(Interface dataset entries)
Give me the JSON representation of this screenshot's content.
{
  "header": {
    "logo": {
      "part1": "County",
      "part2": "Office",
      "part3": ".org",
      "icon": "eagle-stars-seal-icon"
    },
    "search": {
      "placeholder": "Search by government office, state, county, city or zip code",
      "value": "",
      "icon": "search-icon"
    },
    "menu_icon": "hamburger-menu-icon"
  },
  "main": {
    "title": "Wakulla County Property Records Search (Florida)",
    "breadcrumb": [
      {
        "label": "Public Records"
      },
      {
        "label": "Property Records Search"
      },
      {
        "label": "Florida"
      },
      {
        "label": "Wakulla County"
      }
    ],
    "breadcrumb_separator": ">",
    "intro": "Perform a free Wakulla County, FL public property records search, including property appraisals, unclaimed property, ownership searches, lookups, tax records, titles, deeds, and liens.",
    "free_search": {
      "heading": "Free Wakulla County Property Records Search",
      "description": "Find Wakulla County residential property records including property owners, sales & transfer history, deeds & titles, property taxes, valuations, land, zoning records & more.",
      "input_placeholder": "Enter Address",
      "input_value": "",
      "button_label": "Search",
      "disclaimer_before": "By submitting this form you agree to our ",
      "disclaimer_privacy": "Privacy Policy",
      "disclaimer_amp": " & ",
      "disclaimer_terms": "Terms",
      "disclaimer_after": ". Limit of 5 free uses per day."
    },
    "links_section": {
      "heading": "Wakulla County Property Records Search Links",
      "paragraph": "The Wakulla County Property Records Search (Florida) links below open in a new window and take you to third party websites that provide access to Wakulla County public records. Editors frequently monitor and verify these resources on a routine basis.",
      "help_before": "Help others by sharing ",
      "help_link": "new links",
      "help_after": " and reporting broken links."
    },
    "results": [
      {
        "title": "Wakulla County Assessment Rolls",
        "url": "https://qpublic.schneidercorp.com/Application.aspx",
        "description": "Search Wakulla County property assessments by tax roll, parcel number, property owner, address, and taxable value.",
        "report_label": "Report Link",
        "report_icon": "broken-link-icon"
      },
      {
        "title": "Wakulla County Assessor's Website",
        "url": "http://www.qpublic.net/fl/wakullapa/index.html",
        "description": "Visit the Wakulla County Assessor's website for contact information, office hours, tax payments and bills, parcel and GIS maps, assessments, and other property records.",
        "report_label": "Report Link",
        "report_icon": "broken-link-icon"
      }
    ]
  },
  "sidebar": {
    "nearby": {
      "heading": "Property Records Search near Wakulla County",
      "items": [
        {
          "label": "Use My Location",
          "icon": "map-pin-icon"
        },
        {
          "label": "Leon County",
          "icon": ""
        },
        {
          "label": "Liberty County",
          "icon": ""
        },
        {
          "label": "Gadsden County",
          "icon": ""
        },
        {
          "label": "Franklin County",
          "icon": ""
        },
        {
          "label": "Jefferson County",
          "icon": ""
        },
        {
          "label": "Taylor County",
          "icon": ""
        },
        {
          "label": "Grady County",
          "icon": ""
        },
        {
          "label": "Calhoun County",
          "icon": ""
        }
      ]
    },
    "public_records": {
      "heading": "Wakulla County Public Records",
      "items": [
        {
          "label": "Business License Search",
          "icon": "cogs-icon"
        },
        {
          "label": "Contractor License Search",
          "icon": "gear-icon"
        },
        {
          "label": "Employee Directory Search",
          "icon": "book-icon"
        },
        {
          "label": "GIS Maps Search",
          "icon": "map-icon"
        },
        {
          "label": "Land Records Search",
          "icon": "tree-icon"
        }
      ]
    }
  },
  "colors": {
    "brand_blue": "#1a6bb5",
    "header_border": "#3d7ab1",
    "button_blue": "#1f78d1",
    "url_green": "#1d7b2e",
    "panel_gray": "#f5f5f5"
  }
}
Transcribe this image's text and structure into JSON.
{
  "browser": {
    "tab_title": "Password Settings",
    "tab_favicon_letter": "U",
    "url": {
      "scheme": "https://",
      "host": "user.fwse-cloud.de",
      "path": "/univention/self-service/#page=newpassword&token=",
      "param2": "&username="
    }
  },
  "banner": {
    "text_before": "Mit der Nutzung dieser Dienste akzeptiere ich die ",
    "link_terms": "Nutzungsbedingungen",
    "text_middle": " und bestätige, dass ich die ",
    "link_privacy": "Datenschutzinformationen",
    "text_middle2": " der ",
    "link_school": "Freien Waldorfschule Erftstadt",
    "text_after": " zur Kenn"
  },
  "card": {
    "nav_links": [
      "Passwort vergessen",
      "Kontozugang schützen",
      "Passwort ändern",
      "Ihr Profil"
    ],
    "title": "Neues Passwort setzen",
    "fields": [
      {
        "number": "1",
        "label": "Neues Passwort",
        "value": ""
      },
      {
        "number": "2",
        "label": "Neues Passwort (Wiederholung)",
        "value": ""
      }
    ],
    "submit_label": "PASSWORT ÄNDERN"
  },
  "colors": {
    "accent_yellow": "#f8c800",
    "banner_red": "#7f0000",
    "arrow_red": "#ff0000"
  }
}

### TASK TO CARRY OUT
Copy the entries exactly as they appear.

### EXERCISE OUTPUT
Give me the JSON representation of this screenshot's content.
{
  "header": {
    "logo": {
      "part1": "County",
      "part2": "Office",
      "part3": ".org",
      "icon": "eagle-stars-seal-icon"
    },
    "search": {
      "placeholder": "Search by government office, state, county, city or zip code",
      "value": "",
      "icon": "search-icon"
    },
    "menu_icon": "hamburger-menu-icon"
  },
  "main": {
    "title": "Wakulla County Property Records Search (Florida)",
    "breadcrumb": [
      {
        "label": "Public Records"
      },
      {
        "label": "Property Records Search"
      },
      {
        "label": "Florida"
      },
      {
        "label": "Wakulla County"
      }
    ],
    "breadcrumb_separator": ">",
    "intro": "Perform a free Wakulla County, FL public property records search, including property appraisals, unclaimed property, ownership searches, lookups, tax records, titles, deeds, and liens.",
    "free_search": {
      "heading": "Free Wakulla County Property Records Search",
      "description": "Find Wakulla County residential property records including property owners, sales & transfer history, deeds & titles, property taxes, valuations, land, zoning records & more.",
      "input_placeholder": "Enter Address",
      "input_value": "",
      "button_label": "Search",
      "disclaimer_before": "By submitting this form you agree to our ",
      "disclaimer_privacy": "Privacy Policy",
      "disclaimer_amp": " & ",
      "disclaimer_terms": "Terms",
      "disclaimer_after": ". Limit of 5 free uses per day."
    },
    "links_section": {
      "heading": "Wakulla County Property Records Search Links",
      "paragraph": "The Wakulla County Property Records Search (Florida) links below open in a new window and take you to third party websites that provide access to Wakulla County public records. Editors frequently monitor and verify these resources on a routine basis.",
      "help_before": "Help others by sharing ",
      "help_link": "new links",
      "help_after": " and reporting broken links."
    },
    "results": [
      {
        "title": "Wakulla County Assessment Rolls",
        "url": "https://qpublic.schneidercorp.com/Application.aspx",
        "description": "Search Wakulla County property assessments by tax roll, parcel number, property owner, address, and taxable value.",
        "report_label": "Report Link",
        "report_icon": "broken-link-icon"
      },
      {
        "title": "Wakulla County Assessor's Website",
        "url": "http://www.qpublic.net/fl/wakullapa/index.html",
        "description": "Visit the Wakulla County Assessor's website for contact information, office hours, tax payments and bills, parcel and GIS maps, assessments, and other property records.",
        "report_label": "Report Link",
        "report_icon": "broken-link-icon"
      }
    ]
  },
  "sidebar": {
    "nearby": {
      "heading": "Property Records Search near Wakulla County",
      "items": [
        {
          "label": "Use My Location",
          "icon": "map-pin-icon"
        },
        {
          "label": "Leon County",
          "icon": ""
        },
        {
          "label": "Liberty County",
          "icon": ""
        },
        {
          "label": "Gadsden County",
          "icon": ""
        },
        {
          "label": "Franklin County",
          "icon": ""
        },
        {
          "label": "Jefferson County",
          "icon": ""
        },
        {
          "label": "Taylor County",
          "icon": ""
        },
        {
          "label": "Grady County",
          "icon": ""
        },
        {
          "label": "Calhoun County",
          "icon": ""
        }
      ]
    },
    "public_records": {
      "heading": "Wakulla County Public Records",
      "items": [
        {
          "label": "Business License Search",
          "icon": "cogs-icon"
        },
        {
          "label": "Contractor License Search",
          "icon": "gear-icon"
        },
        {
          "label": "Employee Directory Search",
          "icon": "book-icon"
        },
        {
          "label": "GIS Maps Search",
          "icon": "map-icon"
        },
        {
          "label": "Land Records Search",
          "icon": "tree-icon"
        }
      ]
    }
  },
  "colors": {
    "brand_blue": "#1a6bb5",
    "header_border": "#3d7ab1",
    "button_blue": "#1f78d1",
    "url_green": "#1d7b2e",
    "panel_gray": "#f5f5f5"
  }
}
Transcribe this image's text and structure into JSON.
{
  "browser": {
    "tab_title": "Password Settings",
    "tab_favicon_letter": "U",
    "url": {
      "scheme": "https://",
      "host": "user.fwse-cloud.de",
      "path": "/univention/self-service/#page=newpassword&token=",
      "param2": "&username="
    }
  },
  "banner": {
    "text_before": "Mit der Nutzung dieser Dienste akzeptiere ich die ",
    "link_terms": "Nutzungsbedingungen",
    "text_middle": " und bestätige, dass ich die ",
    "link_privacy": "Datenschutzinformationen",
    "text_middle2": " der ",
    "link_school": "Freien Waldorfschule Erftstadt",
    "text_after": " zur Kenn"
  },
  "card": {
    "nav_links": [
      "Passwort vergessen",
      "Kontozugang schützen",
      "Passwort ändern",
      "Ihr Profil"
    ],
    "title": "Neues Passwort setzen",
    "fields": [
      {
        "number": "1",
        "label": "Neues Passwort",
        "value": ""
      },
      {
        "number": "2",
        "label": "Neues Passwort (Wiederholung)",
        "value": ""
      }
    ],
    "submit_label": "PASSWORT ÄNDERN"
  },
  "colors": {
    "accent_yellow": "#f8c800",
    "banner_red": "#7f0000",
    "arrow_red": "#ff0000"
  }
}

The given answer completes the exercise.